This was in the middle of the ammo shortage of 2013 and Double Tap sent me a couple boxes of their 44 Special 200 grain hollow point bullet for me to test. These are hot rounds with an advertised muzzle velocity of about 1000 fps out of the Bulldog with about 530 pounds of energy. Easily doubling many 38 Special loads in power. The second load, tested in February was 190 grain PMC ammunition. Bullet weights vary from 160-250 grains in the 44 Special and most Bulldog owners agree that lighter faster bullets are more accurate in this model.

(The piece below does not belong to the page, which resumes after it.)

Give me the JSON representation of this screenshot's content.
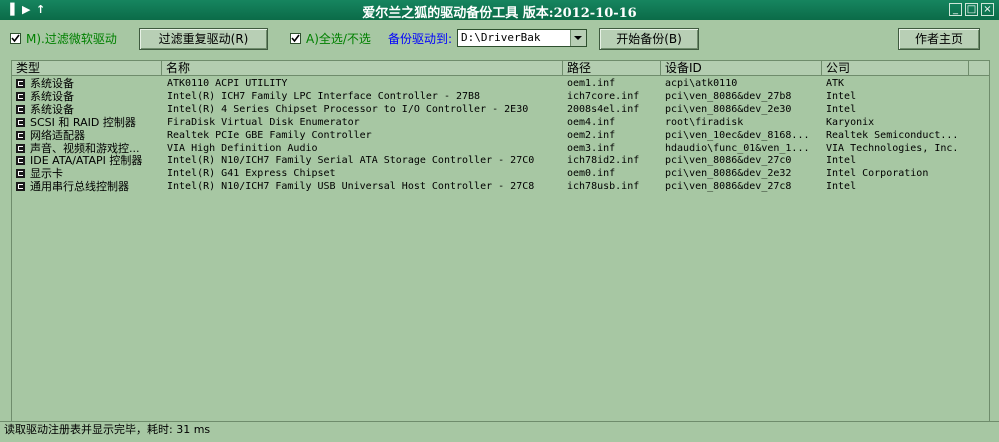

My first outing with the 44 Bulldog lead to about 100 rounds going downrange that day. At the very best I was able to keep five shots in a 6 inch group from a typical self defense distance of seven yards. The standard Bulldog model has an exposed hammer but cocking the hammer for a lighter trigger pull did not help with accuracy. Blast was impressively fiery but the full Neoprene grip dampened recoil very nicely and it was a pleasant gun to shoot. A complaint I found on the first outing was that the fixed sights shot quite low. Perhaps a heavier grained bullet would raise the point of impact on target? I never got to find out. When testing resumed using 190 grain PMC the results were a little better with all shots just below the bullseye target. Either one of these groups is adequate for self protection at close range. As intended. It is not a sniper’s weapon.
In conclusion I believe the Charter Arms Bulldog as made today is a fine gun for self defense. The size is concealed in the waistband with ease and open holsters are also available should you want the Bulldog with you during a wilderness walk. Snake shot and solid lead loads are available for that purpose. The caliber is comforting and leaves nothing to be desired in terms of power. There are obvious reservations though.
1) The neoprene grip is comfortable but may be too big for concealed carry but this can be remedied with other Charter grips.
2) Buffalo Bore warns against use of most of its self defense loads in the Bulldog so be sure to check the box on Buffalo Bore 44 Special ammo before using it. Major brands of ammunition and judicious hand loads may be used though.
3) The ejector rod used to dump the empty cases from the gun to reload is far too short. But that is true with all snub nosed revolvers. The barrel is short so the ejector must be too. This means the cases are not fully ejected but extracted. Gravity allows the cases to fall but sometimes a case might need to be manually pulled even when extracted.
But even with these reservations I full recommend the Bulldog and there is a variant out there for you. The stories of Charter Arms guns being junk are due to prolific killings using Charter Arms revolvers, poor quality control when the successor companies after Charter Arms made them but now Charter Arms is back under original ownership and is making their guns as good or better than before. I would stay away from Charco or Charter 2000 versions however. But if you find a new Charter Arms gun or an old one. Do not be shy. Buy it. It just might save your life.